The trip to Stockholm on the other hand will not be a solo affair; I will be travelling down and staying with my sponsors Tatami Fight Wear dot com for a few days, chilling out and I dare say making a few reports and articles on the time spent there, before heading off to Stansted Airport and hooking up with fellow UK athletes from London Fight Factory and travelling en masse to Stockholm.
The Welcome Hotel will be our port of call in Stockholm, where other UK competitors will be staying, which will be good for team morale and support over the weekend and of course, I will be at the event competing and taking photos and covering the whole trip out there and sending the reports in to the usual outlets.
Last time I competed at this event was in 2004 and I had the honour of having Rob Drysdale referee one of my matches and then after competing we were all treated to some black belt fights and again was witness to Rob steamroller his way through his opponents to take the gold medal.
As for preparation for the event, I put my thinking cap on and decided to concentrate on my stand up game, as with only 6-7 weeks to prepare, my ground work won't vastly improve in such a short space of time. My stand up game is something that can be brought up to speed within the time frame, so I have been drilling grip work and open guard attacks as well as a number of combos and defences and a few 'what if' scenarios.
So far so good; no injuries (fingers crossed) giving me any grief and the biggest battle for me isn't so much the training itself, it's more the personal sacrifices you make for a competition. Having to turn down nights out with friends at the weekends, cutting out the beer and the late night snacks, getting early nights in when everyone else is out having fun. To me, these are the toughest challenges to fight week in week out and for now I have been doing my best and feel so much better for it and now the momentum is picking up I am finding it easier to resist the temptations and can focus on my training knowing I'm getting the rest and recovery in every week.
So, for now all is going well - have plenty of drilling and rolling to get through next week, so will keep you all up to date at the end of next week, time allowing of course!
A big shout out to Sarah Jones and class RJC at Starbank Primary School, Small Heath, Birmingham, who are following my training notes on here - let's hope some of the pupils decide to start training BJJ!
Rounded off last week with yet another trip over the M62 to join in the fun with Darren and Helen Currie, as they opened the doors to their club for an Open Mat session, to ease away the Bank Holiday blues. Danny Mitchell drove over from Doncaster to attend the session and was nice to see old friends such as Ben Mallows and Andy K on the mats.

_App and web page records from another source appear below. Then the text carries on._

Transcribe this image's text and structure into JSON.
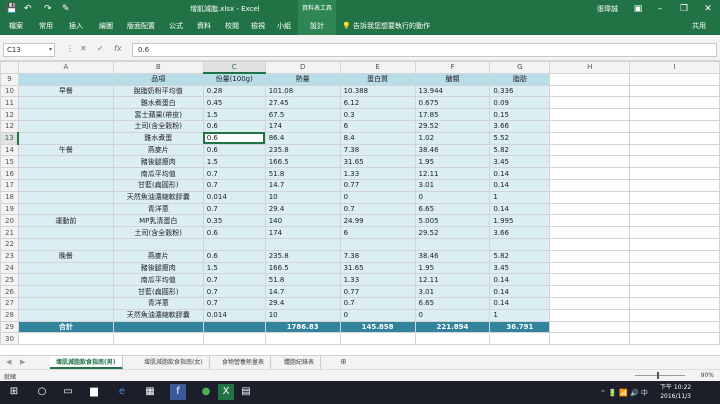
{
  "titlebar": {
    "title": "增肌減脂.xlsx - Excel",
    "context_group": "資料表工具",
    "user": "張瑋誠",
    "quick_access": [
      "💾",
      "↶",
      "↷",
      "✎"
    ]
  },
  "ribbon": {
    "tabs": [
      "檔案",
      "常用",
      "插入",
      "繪圖",
      "版面配置",
      "公式",
      "資料",
      "校閱",
      "檢視",
      "小組",
      "設計"
    ],
    "tell_me": "告訴我您想要執行的動作",
    "share": "共用"
  },
  "formula_bar": {
    "name_box": "C13",
    "formula": "0.6",
    "fx": "fx"
  },
  "columns": [
    "A",
    "B",
    "C",
    "D",
    "E",
    "F",
    "G",
    "H",
    "I"
  ],
  "header_row": {
    "row": "9",
    "B": "品項",
    "C": "份量(100g)",
    "D": "熱量",
    "E": "蛋白質",
    "F": "醣類",
    "G": "脂肪"
  },
  "rows": [
    {
      "n": "10",
      "A": "早餐",
      "B": "脫脂奶粉平均值",
      "C": "0.28",
      "D": "101.08",
      "E": "10.388",
      "F": "13.944",
      "G": "0.336"
    },
    {
      "n": "11",
      "A": "",
      "B": "雞水煮蛋白",
      "C": "0.45",
      "D": "27.45",
      "E": "6.12",
      "F": "0.675",
      "G": "0.09"
    },
    {
      "n": "12",
      "A": "",
      "B": "富士蘋果(帶皮)",
      "C": "1.5",
      "D": "67.5",
      "E": "0.3",
      "F": "17.85",
      "G": "0.15"
    },
    {
      "n": "12",
      "A": "",
      "B": "土司(含全穀粉)",
      "C": "0.6",
      "D": "174",
      "E": "6",
      "F": "29.52",
      "G": "3.66"
    },
    {
      "n": "13",
      "A": "",
      "B": "雞水煮蛋",
      "C": "0.6",
      "D": "86.4",
      "E": "8.4",
      "F": "1.02",
      "G": "5.52"
    },
    {
      "n": "14",
      "A": "午餐",
      "B": "燕麥片",
      "C": "0.6",
      "D": "235.8",
      "E": "7.38",
      "F": "38.46",
      "G": "5.82"
    },
    {
      "n": "15",
      "A": "",
      "B": "豬後腿瘦肉",
      "C": "1.5",
      "D": "166.5",
      "E": "31.65",
      "F": "1.95",
      "G": "3.45"
    },
    {
      "n": "16",
      "A": "",
      "B": "南瓜平均值",
      "C": "0.7",
      "D": "51.8",
      "E": "1.33",
      "F": "12.11",
      "G": "0.14"
    },
    {
      "n": "17",
      "A": "",
      "B": "甘藍(扁圓形)",
      "C": "0.7",
      "D": "14.7",
      "E": "0.77",
      "F": "3.01",
      "G": "0.14"
    },
    {
      "n": "18",
      "A": "",
      "B": "天然魚油濃縮軟膠囊",
      "C": "0.014",
      "D": "10",
      "E": "0",
      "F": "0",
      "G": "1"
    },
    {
      "n": "19",
      "A": "",
      "B": "青洋蔥",
      "C": "0.7",
      "D": "29.4",
      "E": "0.7",
      "F": "6.65",
      "G": "0.14"
    },
    {
      "n": "20",
      "A": "運動前",
      "B": "MP乳清蛋白",
      "C": "0.35",
      "D": "140",
      "E": "24.99",
      "F": "5.005",
      "G": "1.995"
    },
    {
      "n": "21",
      "A": "",
      "B": "土司(含全穀粉)",
      "C": "0.6",
      "D": "174",
      "E": "6",
      "F": "29.52",
      "G": "3.66"
    },
    {
      "n": "22",
      "A": "",
      "B": "",
      "C": "",
      "D": "",
      "E": "",
      "F": "",
      "G": ""
    },
    {
      "n": "23",
      "A": "晚餐",
      "B": "燕麥片",
      "C": "0.6",
      "D": "235.8",
      "E": "7.38",
      "F": "38.46",
      "G": "5.82"
    },
    {
      "n": "24",
      "A": "",
      "B": "豬後腿瘦肉",
      "C": "1.5",
      "D": "166.5",
      "E": "31.65",
      "F": "1.95",
      "G": "3.45"
    },
    {
      "n": "25",
      "A": "",
      "B": "南瓜平均值",
      "C": "0.7",
      "D": "51.8",
      "E": "1.33",
      "F": "12.11",
      "G": "0.14"
    },
    {
      "n": "26",
      "A": "",
      "B": "甘藍(扁圓形)",
      "C": "0.7",
      "D": "14.7",
      "E": "0.77",
      "F": "3.01",
      "G": "0.14"
    },
    {
      "n": "27",
      "A": "",
      "B": "青洋蔥",
      "C": "0.7",
      "D": "29.4",
      "E": "0.7",
      "F": "6.65",
      "G": "0.14"
    },
    {
      "n": "28",
      "A": "",
      "B": "天然魚油濃縮軟膠囊",
      "C": "0.014",
      "D": "10",
      "E": "0",
      "F": "0",
      "G": "1"
    }
  ],
  "total_row": {
    "n": "29",
    "A": "合計",
    "D": "1786.83",
    "E": "145.858",
    "F": "221.894",
    "G": "36.791"
  },
  "partial_row": {
    "n": "30"
  },
  "sheet_tabs": [
    "增肌減脂飲食指南(男)",
    "增肌減脂飲食指南(女)",
    "食物營養熱量表",
    "體脂紀錄表"
  ],
  "status": {
    "ready": "就緒",
    "zoom": "90%"
  },
  "clock": {
    "time": "下午 10:22",
    "date": "2016/11/3"
  },
  "colors": {
    "excel_green": "#217346",
    "row_light": "#dbeef4",
    "row_header": "#b7dde8",
    "total": "#31849b"
  }
}
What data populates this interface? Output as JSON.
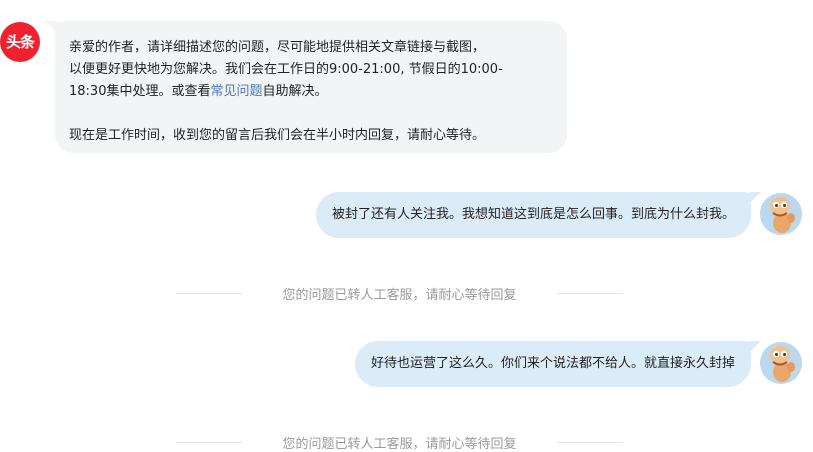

After a hard week's training I put in some effort and trained open guard techniques, with input from Darren and partnered with Rob Lawlor, spent an hour drilling a number of options from having pulled an aggressive open guard. All good fun and plenty to be drilling over the next few weeks as the Scandinavian Open looms ever closer!
Made the short trip last week, over the M60 to Reddish to take in the no gi session at Factory BJJ; Adam Adshead was sunning himself up in the US of A, leaving Doug Mochan at the helm. Doug took the class through some stand up techniques coming off the two on one arm drag, with some neat takedowns and double leg pick ups.
This coming Saturday sees Factory BJJ host a seminar with Megaton brown belt Cecil Burch, covering the half and quarter guard; all things in line I aim to be in attendance both on the mat training and taking photos in between techniques.
More info can be found at http://factorybjj.com